It is a monster of a camera, so heavy. The front trapezium is very art deco. There is very little about this camera on the net. The most I found were sites saying this was the same as the Konair 35 and was released around 1956. The only other information I found was from this great blog which reinforces the fact that it seems to be rare. Really the best place to find information is by looking at the camera.
The shutter speeds go from B to 1/400th of a second. The apertures ring moves smoothly between f1.9 to f22 so you can set the camera partway between the markings. The lever to cock the shutter is between the speed and aperture dials. It is possible to take multiple exposures if you wish. The lens is a 45mm T.K.C. Super Color Sygmar with Velex engraved on the underside. This example also has a dyno sticker on the side with the previous owner’s name. I like that, a connection to the past.

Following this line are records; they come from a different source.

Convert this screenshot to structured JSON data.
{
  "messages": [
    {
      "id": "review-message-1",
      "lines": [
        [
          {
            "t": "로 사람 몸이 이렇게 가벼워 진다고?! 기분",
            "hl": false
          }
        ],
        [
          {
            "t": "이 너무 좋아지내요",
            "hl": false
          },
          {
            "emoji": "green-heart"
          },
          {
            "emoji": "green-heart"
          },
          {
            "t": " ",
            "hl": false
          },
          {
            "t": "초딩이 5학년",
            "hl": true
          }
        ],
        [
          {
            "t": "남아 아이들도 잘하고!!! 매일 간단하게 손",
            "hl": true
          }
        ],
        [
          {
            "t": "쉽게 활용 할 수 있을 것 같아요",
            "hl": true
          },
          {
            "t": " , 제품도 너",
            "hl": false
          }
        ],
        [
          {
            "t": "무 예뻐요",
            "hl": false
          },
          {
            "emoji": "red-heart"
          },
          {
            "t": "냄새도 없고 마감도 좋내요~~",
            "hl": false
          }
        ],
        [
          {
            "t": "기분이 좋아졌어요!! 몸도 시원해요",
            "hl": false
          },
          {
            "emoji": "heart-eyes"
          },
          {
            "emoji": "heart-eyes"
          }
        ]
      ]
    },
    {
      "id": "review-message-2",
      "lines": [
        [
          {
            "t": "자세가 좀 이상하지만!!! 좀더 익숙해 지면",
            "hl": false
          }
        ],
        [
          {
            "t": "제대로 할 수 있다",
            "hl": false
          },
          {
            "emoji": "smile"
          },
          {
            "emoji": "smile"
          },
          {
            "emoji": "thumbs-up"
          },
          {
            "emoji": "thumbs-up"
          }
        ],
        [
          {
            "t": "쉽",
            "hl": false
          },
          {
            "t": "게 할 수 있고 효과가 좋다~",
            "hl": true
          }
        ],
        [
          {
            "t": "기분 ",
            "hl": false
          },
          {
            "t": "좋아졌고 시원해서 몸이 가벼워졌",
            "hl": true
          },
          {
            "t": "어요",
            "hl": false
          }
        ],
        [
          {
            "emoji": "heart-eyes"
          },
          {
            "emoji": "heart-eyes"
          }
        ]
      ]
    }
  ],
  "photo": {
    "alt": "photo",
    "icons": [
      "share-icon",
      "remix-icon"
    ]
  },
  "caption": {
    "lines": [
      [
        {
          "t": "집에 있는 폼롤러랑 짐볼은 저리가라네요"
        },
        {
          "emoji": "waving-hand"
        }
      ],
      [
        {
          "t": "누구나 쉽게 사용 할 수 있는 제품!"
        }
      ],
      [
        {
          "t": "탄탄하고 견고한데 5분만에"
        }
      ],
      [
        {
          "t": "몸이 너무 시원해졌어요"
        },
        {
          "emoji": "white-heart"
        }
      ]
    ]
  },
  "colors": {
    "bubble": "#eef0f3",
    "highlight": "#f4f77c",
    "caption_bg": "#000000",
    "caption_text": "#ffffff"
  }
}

Focusing is done with a second image which on this example was fairly light, but it was still possible to use. Winding on was fairly easy, but rewinding was not. Oh my goodness, rewinding was tough. I had to use quite a bit of effort and I could sense the film scratching. It would need a CLA in the future, or a tiny bit of light oil in the relevant places, if I was going to use it again. But, did it work? It is the rainy season here so blue skies are a little rare and when they do arrive it is super hot.
Yeap, the film is scratched. Some of the shots were taken of students at my school so I have decided not to use them or blur them, but they all came out. Apart from the scratches, the shots have a really nice quality. But ultimately I did not enjoy using this camera. It was far too heavy. To be fair it is a good camera, I just have a weight issue right now. Due to leaving Japan and luggage allowances. The lens was so nice though. And after all this time it still worked. The fact that there was no fungus on the lens in this climate was amazing. It must have been well looked after and stored.
Keep or Sell: I asked the new house owner if it was ok to give the camera to a mutual friend, she said yes. So my camera stealing friend has another camera from me. She likes the fact it has the name on it. It makes it personal and when I said so, she put her hand on her heart. It will be well looked after.